[[ STUDY MATERIAL, beginning ]]

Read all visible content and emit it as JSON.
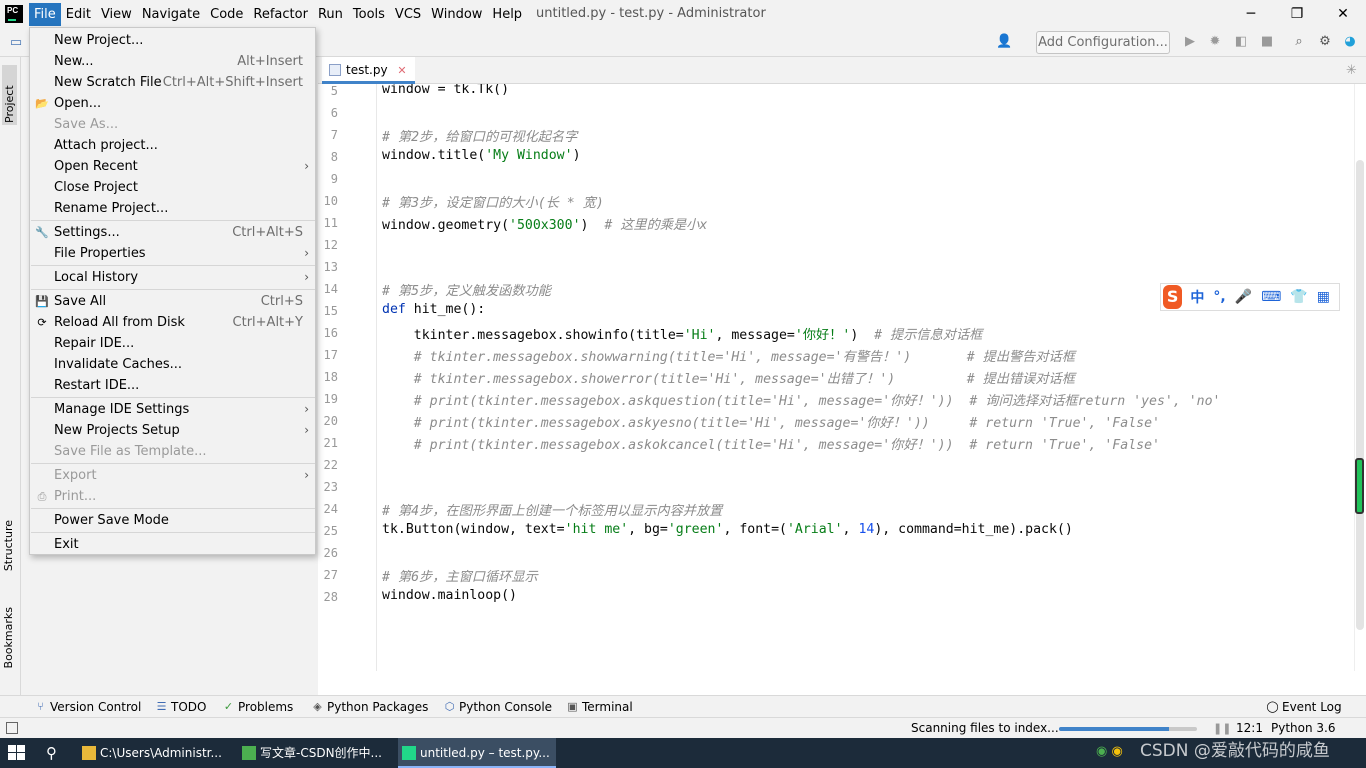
{
  "app": {
    "window_title": "untitled.py - test.py - Administrator",
    "logo": "PC"
  },
  "menubar": [
    "File",
    "Edit",
    "View",
    "Navigate",
    "Code",
    "Refactor",
    "Run",
    "Tools",
    "VCS",
    "Window",
    "Help"
  ],
  "toolbar": {
    "add_configuration": "Add Configuration...",
    "icons": [
      "user-icon",
      "run-icon",
      "debug-icon",
      "coverage-icon",
      "stop-icon",
      "search-icon",
      "settings-icon",
      "jetbrains-toolbox-icon"
    ]
  },
  "left_tabs": {
    "project": "Project",
    "structure": "Structure",
    "bookmarks": "Bookmarks"
  },
  "editor": {
    "tab_label": "test.py",
    "lines": [
      {
        "n": "5",
        "html": "window = tk.Tk()"
      },
      {
        "n": "6",
        "html": ""
      },
      {
        "n": "7",
        "html": "<span class=\"cm\"># 第2步，给窗口的可视化起名字</span>"
      },
      {
        "n": "8",
        "html": "window.title(<span class=\"str\">'My Window'</span>)"
      },
      {
        "n": "9",
        "html": ""
      },
      {
        "n": "10",
        "html": "<span class=\"cm\"># 第3步，设定窗口的大小(长 * 宽)</span>"
      },
      {
        "n": "11",
        "html": "window.geometry(<span class=\"str\">'500x300'</span>)  <span class=\"cm\"># 这里的乘是小x</span>"
      },
      {
        "n": "12",
        "html": ""
      },
      {
        "n": "13",
        "html": ""
      },
      {
        "n": "14",
        "html": "<span class=\"cm\"># 第5步，定义触发函数功能</span>"
      },
      {
        "n": "15",
        "html": "<span class=\"kw\">def</span> hit_me():"
      },
      {
        "n": "16",
        "html": "    tkinter.messagebox.showinfo(title=<span class=\"str\">'Hi'</span>, message=<span class=\"str\">'你好！'</span>)  <span class=\"cm\"># 提示信息对话框</span>"
      },
      {
        "n": "17",
        "html": "    <span class=\"cm\"># tkinter.messagebox.showwarning(title='Hi', message='有警告！')       # 提出警告对话框</span>"
      },
      {
        "n": "18",
        "html": "    <span class=\"cm\"># tkinter.messagebox.showerror(title='Hi', message='出错了！')         # 提出错误对话框</span>"
      },
      {
        "n": "19",
        "html": "    <span class=\"cm\"># print(tkinter.messagebox.askquestion(title='Hi', message='你好！'))  # 询问选择对话框return 'yes', 'no'</span>"
      },
      {
        "n": "20",
        "html": "    <span class=\"cm\"># print(tkinter.messagebox.askyesno(title='Hi', message='你好！'))     # return 'True', 'False'</span>"
      },
      {
        "n": "21",
        "html": "    <span class=\"cm\"># print(tkinter.messagebox.askokcancel(title='Hi', message='你好！'))  # return 'True', 'False'</span>"
      },
      {
        "n": "22",
        "html": ""
      },
      {
        "n": "23",
        "html": ""
      },
      {
        "n": "24",
        "html": "<span class=\"cm\"># 第4步，在图形界面上创建一个标签用以显示内容并放置</span>"
      },
      {
        "n": "25",
        "html": "tk.Button(window, text=<span class=\"str\">'hit me'</span>, bg=<span class=\"str\">'green'</span>, font=(<span class=\"str\">'Arial'</span>, <span class=\"num\">14</span>), command=hit_me).pack()"
      },
      {
        "n": "26",
        "html": ""
      },
      {
        "n": "27",
        "html": "<span class=\"cm\"># 第6步，主窗口循环显示</span>"
      },
      {
        "n": "28",
        "html": "window.mainloop()"
      }
    ]
  },
  "ime": {
    "logo": "S",
    "items": [
      "中",
      "°,",
      "🎤",
      "⌨",
      "👕",
      "▦"
    ]
  },
  "file_menu": [
    {
      "label": "New Project...",
      "shortcut": "",
      "arrow": false,
      "disabled": false,
      "icon": ""
    },
    {
      "label": "New...",
      "shortcut": "Alt+Insert",
      "arrow": false,
      "disabled": false,
      "icon": ""
    },
    {
      "label": "New Scratch File",
      "shortcut": "Ctrl+Alt+Shift+Insert",
      "arrow": false,
      "disabled": false,
      "icon": ""
    },
    {
      "label": "Open...",
      "shortcut": "",
      "arrow": false,
      "disabled": false,
      "icon": "folder"
    },
    {
      "label": "Save As...",
      "shortcut": "",
      "arrow": false,
      "disabled": true,
      "icon": ""
    },
    {
      "label": "Attach project...",
      "shortcut": "",
      "arrow": false,
      "disabled": false,
      "icon": ""
    },
    {
      "label": "Open Recent",
      "shortcut": "",
      "arrow": true,
      "disabled": false,
      "icon": ""
    },
    {
      "label": "Close Project",
      "shortcut": "",
      "arrow": false,
      "disabled": false,
      "icon": ""
    },
    {
      "label": "Rename Project...",
      "shortcut": "",
      "arrow": false,
      "disabled": false,
      "icon": ""
    },
    {
      "sep": true
    },
    {
      "label": "Settings...",
      "shortcut": "Ctrl+Alt+S",
      "arrow": false,
      "disabled": false,
      "icon": "wrench"
    },
    {
      "label": "File Properties",
      "shortcut": "",
      "arrow": true,
      "disabled": false,
      "icon": ""
    },
    {
      "sep": true
    },
    {
      "label": "Local History",
      "shortcut": "",
      "arrow": true,
      "disabled": false,
      "icon": ""
    },
    {
      "sep": true
    },
    {
      "label": "Save All",
      "shortcut": "Ctrl+S",
      "arrow": false,
      "disabled": false,
      "icon": "save"
    },
    {
      "label": "Reload All from Disk",
      "shortcut": "Ctrl+Alt+Y",
      "arrow": false,
      "disabled": false,
      "icon": "reload"
    },
    {
      "label": "Repair IDE...",
      "shortcut": "",
      "arrow": false,
      "disabled": false,
      "icon": ""
    },
    {
      "label": "Invalidate Caches...",
      "shortcut": "",
      "arrow": false,
      "disabled": false,
      "icon": ""
    },
    {
      "label": "Restart IDE...",
      "shortcut": "",
      "arrow": false,
      "disabled": false,
      "icon": ""
    },
    {
      "sep": true
    },
    {
      "label": "Manage IDE Settings",
      "shortcut": "",
      "arrow": true,
      "disabled": false,
      "icon": ""
    },
    {
      "label": "New Projects Setup",
      "shortcut": "",
      "arrow": true,
      "disabled": false,
      "icon": ""
    },
    {
      "label": "Save File as Template...",
      "shortcut": "",
      "arrow": false,
      "disabled": true,
      "icon": ""
    },
    {
      "sep": true
    },
    {
      "label": "Export",
      "shortcut": "",
      "arrow": true,
      "disabled": true,
      "icon": ""
    },
    {
      "label": "Print...",
      "shortcut": "",
      "arrow": false,
      "disabled": true,
      "icon": "print"
    },
    {
      "sep": true
    },
    {
      "label": "Power Save Mode",
      "shortcut": "",
      "arrow": false,
      "disabled": false,
      "icon": ""
    },
    {
      "sep": true
    },
    {
      "label": "Exit",
      "shortcut": "",
      "arrow": false,
      "disabled": false,
      "icon": ""
    }
  ],
  "tool_windows": [
    {
      "label": "Version Control",
      "icon": "branch-icon"
    },
    {
      "label": "TODO",
      "icon": "todo-icon"
    },
    {
      "label": "Problems",
      "icon": "check-icon"
    },
    {
      "label": "Python Packages",
      "icon": "package-icon"
    },
    {
      "label": "Python Console",
      "icon": "python-icon"
    },
    {
      "label": "Terminal",
      "icon": "terminal-icon"
    }
  ],
  "event_log": "Event Log",
  "status": {
    "scanning": "Scanning files to index...",
    "progress": 0.8,
    "position": "12:1",
    "interpreter": "Python 3.6"
  },
  "taskbar": {
    "tasks": [
      {
        "label": "C:\\Users\\Administr...",
        "color": "#e8b83a"
      },
      {
        "label": "写文章-CSDN创作中...",
        "color": "#4caf50"
      },
      {
        "label": "untitled.py – test.py...",
        "color": "#21d789"
      }
    ],
    "watermark": "CSDN @爱敲代码的咸鱼"
  }
}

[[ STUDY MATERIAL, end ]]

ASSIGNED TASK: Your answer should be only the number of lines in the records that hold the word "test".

TASK OUTPUT: 3